In the first six months, the SKYLABS story (and what we did) was in a constant state of refinement.  In our early days, we referred to ourselves as a Marketing & Innovation Lab. As I listened more closely, I could tell that using "marketing" in our description was confusing people. It was a pillar of the business (and an area in which we had deep experience), but it was not the business we were in. We ended up tucking it under the innovation umbrella and positioning evolved:

We focus on the alchemy that simultaneously creates new value for consumers and businesses by developing transformative and disruptive concepts, products and solutions.

That statement is actually a story, one that took root in our past experience and vision as co-founders, and that we then built one piece at a time--in rounding out our executive team; in bringing on strategic partners within design and technology to give us scale; in using the wide-ranging conversations we were having among us to excite our prospects. After half a year of smaller assignments, we landed in the right place at the right time. A Fortune 50 company was under pressure to evaluate a new market, and one of the older innovation consultancies was moving too slowly for its liking. We were hungry, and all it took was landing that client, and then the case studies became real.

And you keep refining and building.

3. Be Both a Sprinter and a Marathoner

Typically, people are one or the other. While I like sports analogies, and they are constantly used in business, they can only tell part of the story. The startup game is a marathon and a sprint at the same time. There are not four quarters. There is every day, all day. Before, I was always long on fast-twitch muscles. Now I needed to build endurance.

In order to deal with intense periods of activity and stay focused on tomorrow, you can be more energetic and balanced if you can do a few things.
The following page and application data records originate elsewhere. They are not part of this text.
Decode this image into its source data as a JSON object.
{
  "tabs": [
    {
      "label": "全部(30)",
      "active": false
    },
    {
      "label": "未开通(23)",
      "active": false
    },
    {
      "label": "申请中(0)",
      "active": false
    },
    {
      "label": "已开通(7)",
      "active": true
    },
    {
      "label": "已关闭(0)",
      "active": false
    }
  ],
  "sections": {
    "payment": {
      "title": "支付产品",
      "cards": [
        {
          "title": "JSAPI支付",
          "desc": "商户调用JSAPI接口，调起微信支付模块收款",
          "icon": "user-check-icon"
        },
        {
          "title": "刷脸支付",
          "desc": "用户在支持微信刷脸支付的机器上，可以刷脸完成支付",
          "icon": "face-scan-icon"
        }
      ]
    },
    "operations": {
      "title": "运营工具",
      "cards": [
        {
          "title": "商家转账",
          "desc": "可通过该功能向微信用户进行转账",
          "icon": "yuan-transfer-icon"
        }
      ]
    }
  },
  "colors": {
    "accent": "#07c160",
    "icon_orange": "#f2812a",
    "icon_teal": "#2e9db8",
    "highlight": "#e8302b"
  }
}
Sometimes you have to go fast. So harness what drives you. For me, its a balance between intrinsic and external motivation. In large part I'm driven by our mission and our vision. But I also use the near misses with prospects--the people who didn't believe we were on the right track--to fuel me. Doing so will turn your team and your customers into believers, and will help you endure the struggles of the first year in business (and sleep at night, too).
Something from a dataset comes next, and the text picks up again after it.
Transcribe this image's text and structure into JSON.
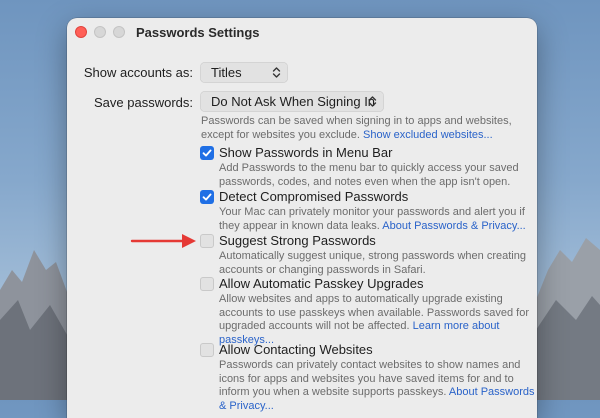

But it's just as important to know how to shut it down. You will become passionate and obsessive about your business and making it a success. You will find yourself thinking about your business all of the time. That ability can be incredibly helpful because you are likely to be working harder and for longer hours than you were ever willing to before. And it doesn't always feel like work.

Yet that way of being can have its downside. I quickly realized that my job was to work not as much as possible but as efficiently as possible. For me that meant working from home to get quiet, sometimes carving out two hours in the middle of the day for the gym,  meditating each day, and moving from a skyscraper in Manhattan to a more peaceful part of Brooklyn. I took steps toward balancing my lifestyle, and consequently those 11:00 pm nights at the office (or wherever I happened to be) became much more fruitful.

The highs and lows you experience as a founder are unavoidable. Unforeseen outcomes become the norm. Emotions are visceral and uncut. The greatest strength of character you can show as an entrepreneur is to look at what's uncomfortable, smile in the face of it, and get back to your day job.

That's why you're here.